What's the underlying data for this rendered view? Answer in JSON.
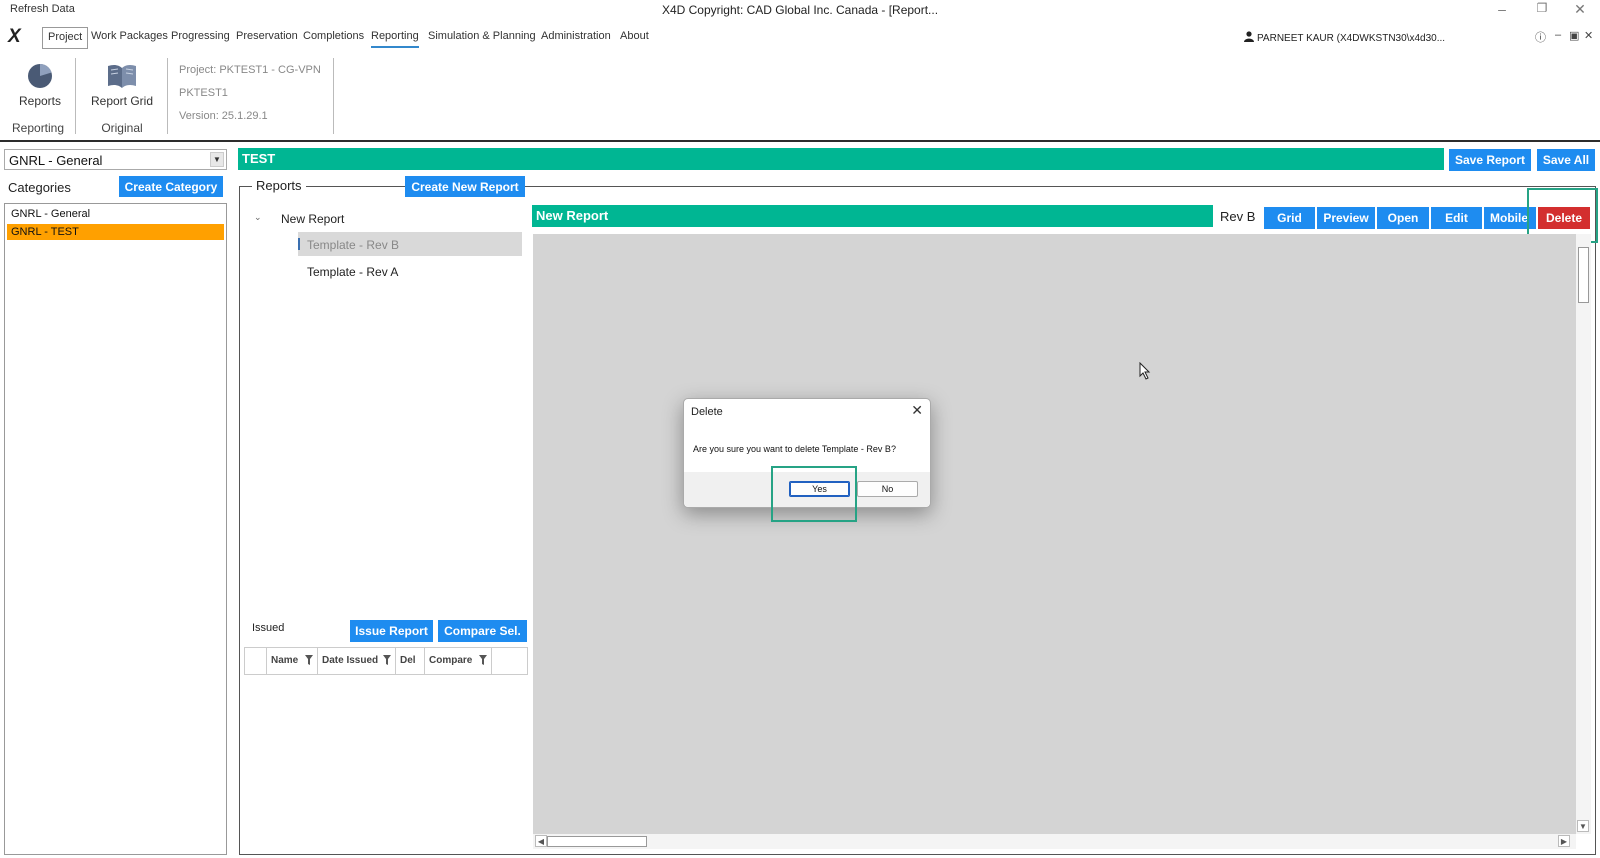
{
  "titlebar": {
    "refresh_label": "Refresh Data",
    "title": "X4D Copyright: CAD Global Inc. Canada - [Report..."
  },
  "menu": {
    "items": [
      "Project",
      "Work Packages",
      "Progressing",
      "Preservation",
      "Completions",
      "Reporting",
      "Simulation & Planning",
      "Administration",
      "About"
    ],
    "active": "Reporting"
  },
  "user": {
    "name": "PARNEET KAUR (X4DWKSTN30\\x4d30..."
  },
  "ribbon": {
    "reports_label": "Reports",
    "report_grid_label": "Report Grid",
    "group_reporting": "Reporting",
    "group_original": "Original",
    "project_line": "Project: PKTEST1 - CG-VPN",
    "project_code": "PKTEST1",
    "version": "Version: 25.1.29.1"
  },
  "left": {
    "combo_value": "GNRL - General",
    "categories_label": "Categories",
    "create_category": "Create Category",
    "categories": [
      "GNRL - General",
      "GNRL - TEST"
    ],
    "selected_category": "GNRL - TEST"
  },
  "main": {
    "header": "TEST",
    "save_report": "Save Report",
    "save_all": "Save All",
    "reports_group": "Reports",
    "create_new_report": "Create New Report",
    "tree_root": "New Report",
    "tree_items": [
      "Template - Rev B",
      "Template - Rev A"
    ],
    "tree_selected": "Template - Rev B",
    "issued_label": "Issued",
    "issue_report": "Issue Report",
    "compare_sel": "Compare Sel.",
    "issued_columns": [
      "Name",
      "Date Issued",
      "Del",
      "Compare"
    ]
  },
  "report_view": {
    "title": "New Report",
    "revision": "Rev B",
    "actions": [
      "Grid",
      "Preview",
      "Open",
      "Edit",
      "Mobile"
    ],
    "delete": "Delete"
  },
  "dialog": {
    "title": "Delete",
    "message": "Are you sure you want to delete Template - Rev B?",
    "yes": "Yes",
    "no": "No"
  },
  "colors": {
    "accent_blue": "#1e8cf0",
    "header_green": "#00b693",
    "selection_orange": "#ffa000",
    "delete_red": "#d32f2f",
    "highlight_green": "#26a385"
  }
}
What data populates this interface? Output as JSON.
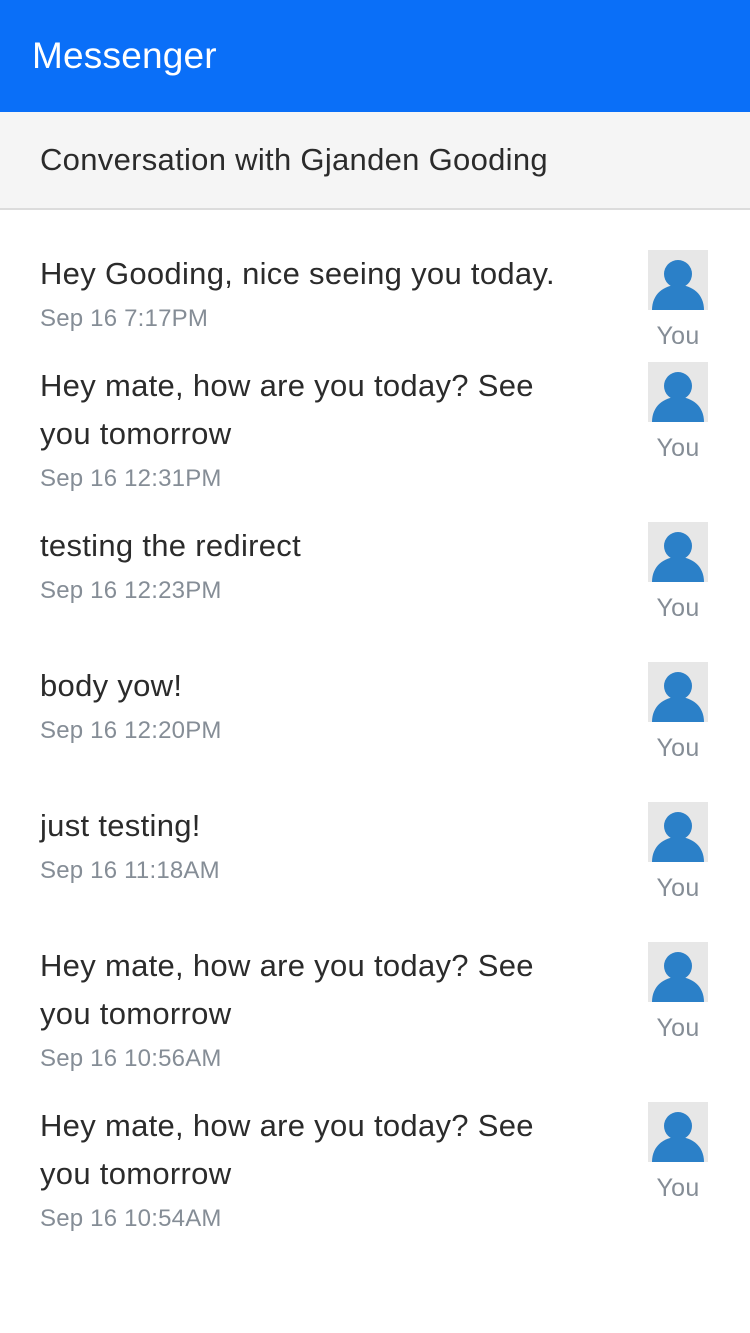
{
  "header": {
    "title": "Messenger"
  },
  "conversation": {
    "title": "Conversation with Gjanden Gooding"
  },
  "colors": {
    "header_bg": "#0a6ff8",
    "avatar_fg": "#2b80c8",
    "avatar_bg": "#e7e7e7"
  },
  "messages": [
    {
      "text": "Hey Gooding, nice seeing you today.",
      "time": "Sep 16 7:17PM",
      "sender": "You",
      "avatar_icon": "person-icon"
    },
    {
      "text": "Hey mate, how are you today? See you tomorrow",
      "time": "Sep 16 12:31PM",
      "sender": "You",
      "avatar_icon": "person-icon"
    },
    {
      "text": "testing the redirect",
      "time": "Sep 16 12:23PM",
      "sender": "You",
      "avatar_icon": "person-icon"
    },
    {
      "text": "body yow!",
      "time": "Sep 16 12:20PM",
      "sender": "You",
      "avatar_icon": "person-icon"
    },
    {
      "text": "just testing!",
      "time": "Sep 16 11:18AM",
      "sender": "You",
      "avatar_icon": "person-icon"
    },
    {
      "text": "Hey mate, how are you today? See you tomorrow",
      "time": "Sep 16 10:56AM",
      "sender": "You",
      "avatar_icon": "person-icon"
    },
    {
      "text": "Hey mate, how are you today? See you tomorrow",
      "time": "Sep 16 10:54AM",
      "sender": "You",
      "avatar_icon": "person-icon"
    }
  ]
}
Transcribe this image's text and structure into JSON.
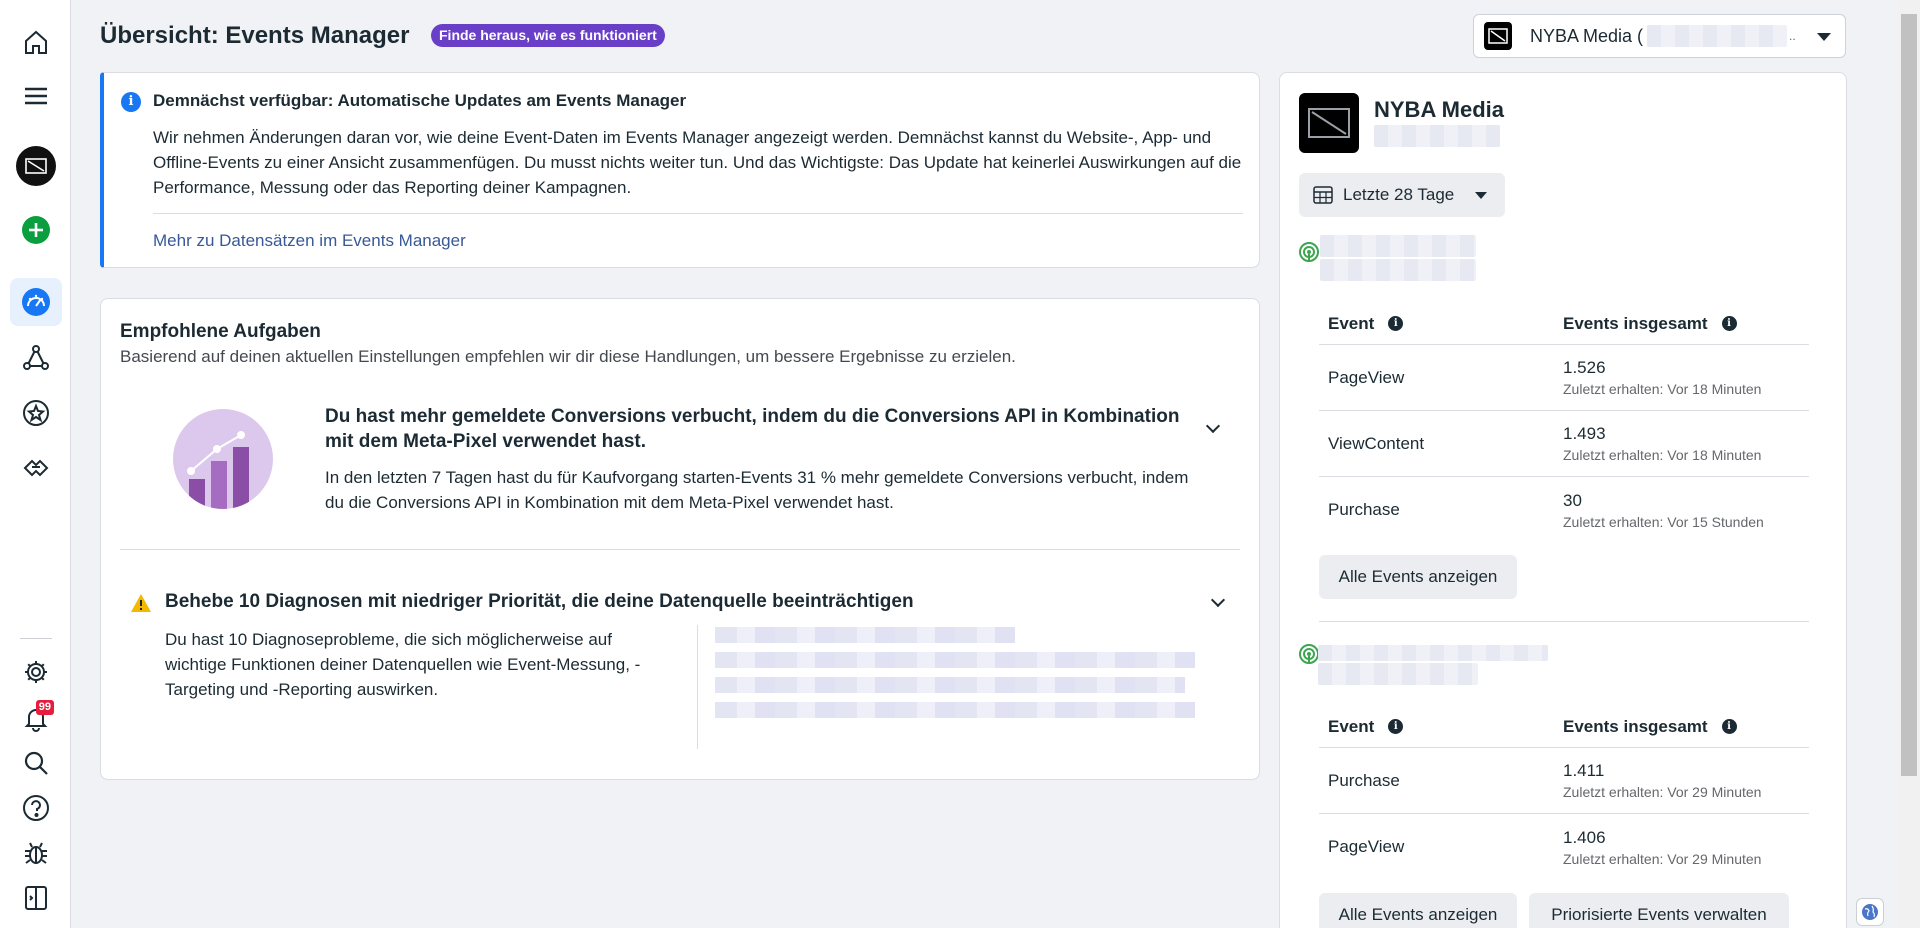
{
  "header": {
    "title": "Übersicht: Events Manager",
    "howto_label": "Finde heraus, wie es funktioniert"
  },
  "account_selector": {
    "name": "NYBA Media (",
    "suffix": ".."
  },
  "sidebar": {
    "items": [
      {
        "name": "home-icon"
      },
      {
        "name": "menu-icon"
      },
      {
        "name": "account-avatar"
      },
      {
        "name": "add-icon"
      },
      {
        "name": "overview-icon",
        "active": true
      },
      {
        "name": "data-sources-icon"
      },
      {
        "name": "custom-conversions-icon"
      },
      {
        "name": "partner-integrations-icon"
      },
      {
        "name": "gear-icon"
      },
      {
        "name": "bell-icon"
      },
      {
        "name": "search-icon"
      },
      {
        "name": "help-icon"
      },
      {
        "name": "bug-icon"
      },
      {
        "name": "panel-toggle-icon"
      }
    ],
    "notification_count": "99"
  },
  "notice": {
    "title": "Demnächst verfügbar: Automatische Updates am Events Manager",
    "body": "Wir nehmen Änderungen daran vor, wie deine Event-Daten im Events Manager angezeigt werden. Demnächst kannst du Website-, App- und Offline-Events zu einer Ansicht zusammenfügen. Du musst nichts weiter tun. Und das Wichtigste: Das Update hat keinerlei Auswirkungen auf die Performance, Messung oder das Reporting deiner Kampagnen.",
    "link": "Mehr zu Datensätzen im Events Manager"
  },
  "tasks": {
    "title": "Empfohlene Aufgaben",
    "subtitle": "Basierend auf deinen aktuellen Einstellungen empfehlen wir dir diese Handlungen, um bessere Ergebnisse zu erzielen.",
    "task1": {
      "title": "Du hast mehr gemeldete Conversions verbucht, indem du die Conversions API in Kombination mit dem Meta-Pixel verwendet hast.",
      "body": "In den letzten 7 Tagen hast du für Kaufvorgang starten-Events 31 % mehr gemeldete Conversions verbucht, indem du die Conversions API in Kombination mit dem Meta-Pixel verwendet hast."
    },
    "task2": {
      "title": "Behebe 10 Diagnosen mit niedriger Priorität, die deine Datenquelle beeinträchtigen",
      "body": "Du hast 10 Diagnoseprobleme, die sich möglicherweise auf wichtige Funktionen deiner Datenquellen wie Event-Messung, -Targeting und -Reporting auswirken."
    }
  },
  "panel": {
    "name": "NYBA Media",
    "date_range": "Letzte 28 Tage",
    "col_event": "Event",
    "col_total": "Events insgesamt",
    "source1": {
      "rows": [
        {
          "event": "PageView",
          "count": "1.526",
          "last": "Zuletzt erhalten: Vor 18 Minuten"
        },
        {
          "event": "ViewContent",
          "count": "1.493",
          "last": "Zuletzt erhalten: Vor 18 Minuten"
        },
        {
          "event": "Purchase",
          "count": "30",
          "last": "Zuletzt erhalten: Vor 15 Stunden"
        }
      ]
    },
    "source2": {
      "rows": [
        {
          "event": "Purchase",
          "count": "1.411",
          "last": "Zuletzt erhalten: Vor 29 Minuten"
        },
        {
          "event": "PageView",
          "count": "1.406",
          "last": "Zuletzt erhalten: Vor 29 Minuten"
        }
      ]
    },
    "all_events_btn": "Alle Events anzeigen",
    "prioritized_btn": "Priorisierte Events verwalten"
  }
}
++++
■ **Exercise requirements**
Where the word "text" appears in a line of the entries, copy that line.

■ **Response area**
      "text": "Hey Gooding, nice seeing you today.",
      "text": "Hey mate, how are you today? See you tomorrow",
      "text": "testing the redirect",
      "text": "body yow!",
      "text": "just testing!",
      "text": "Hey mate, how are you today? See you tomorrow",
      "text": "Hey mate, how are you today? See you tomorrow",
Transcribe this image's text and structure into JSON.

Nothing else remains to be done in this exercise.